The menace of the Matango fungus is that after a certain point its influence becomes socially dominant; once the community of survivors (clearly intended as a microcosm of decadent modern living) slides in the direction of the new sustenance, the weak are easily tempted and the holdouts forcibly encouraged to partake. Although Kenji escapes, it appears that just breathing the spore-laden air of the island is enough to destroy him from within, like The Flesh Eaters that instead become flesh-transformers.
Matango shows director Ishiro Honda transcending special effects and big rubber monsters. He's a master of eerie moods in The H-Man and in Matango shows himself to be adept with intimate dramatic situations. There's nothing laughable or awkward here; by the time the strange 'mushroom people' appear, we accept their purpose in the story.

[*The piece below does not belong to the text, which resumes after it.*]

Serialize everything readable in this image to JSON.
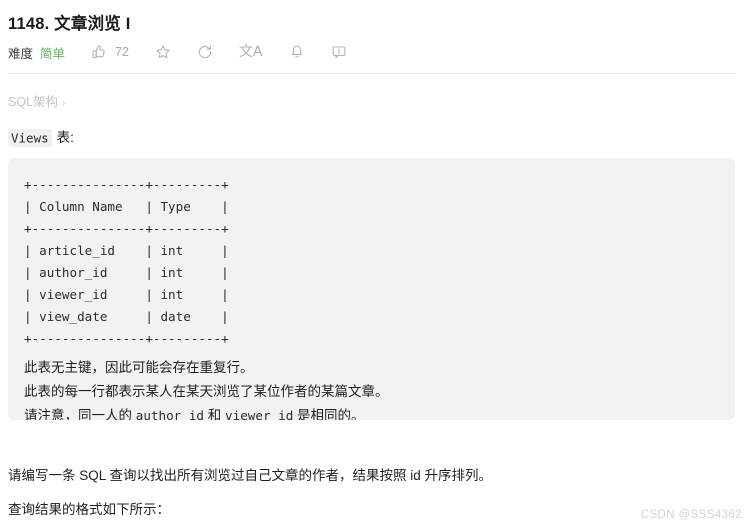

Production values are impressive. The large ship set is meticulously detailed and the early stages of fungus entirely convincing. The island settings are rich and atmospheric, adding greatly to the ultra-weird conclusion. The only technical flub are a few front-projection scenes on board the millionaire's sailboat where shutter misalignment causes the projected background to flutter and strobe. 2 As in Invasion of the Body Snatchers a wraparound flashback structure is used to isolate the tale as one man's first-person encounter. Matango plays like a superior horror short story.
Media Blasters' DVD of Matango: Attack of the Mushroom People looks great, even better than their first release The Mysterians. Colors are vibrant and blacks are deep and rich. The audio is also excellent, allowing us to appreciate the breezy title theme that sounds like a Nino Rota cue from a Fellini movie. The removable subtitles are easy to read. It's hard to believe that the old, unwatchably dubbed TV prints of Attack of the Mushroom People made us think the movie was an incompetent mess. Unlike The Mysterians, the English dub provided is a 1963 export original. It comes in a mono or a 2.0 stereo version and is the disc default track; to hear the recommended original Japanese (mono only) one has to hit some track and subtitle select buttons.
The extras appear to be sourced from a Toho Japanese release and include a commentary (subtitled) by star Akira Kubo. A filmed interview with special effects cinematographer Teruyoshi Nakano uses an interesting selection of behind the scenes stills. There's an extra called "spoken word from Matango writer Masami Fuikushima" that appears to be the author reading from a short story or screen treatment for the film.
On a scale of Excellent, Good, Fair, and Poor,
1. The most satisfactory
interpretation of the purposely ambiguous Alfred Hitchcock's The Birds is from critic Robin
Wood, and it's very similar: The malevolent birds are an externalization of the tensions between
the characters. When human ties start to break down, the Birds mass like harpies to dispense random
chaos and destruction, like the mythological Harpies.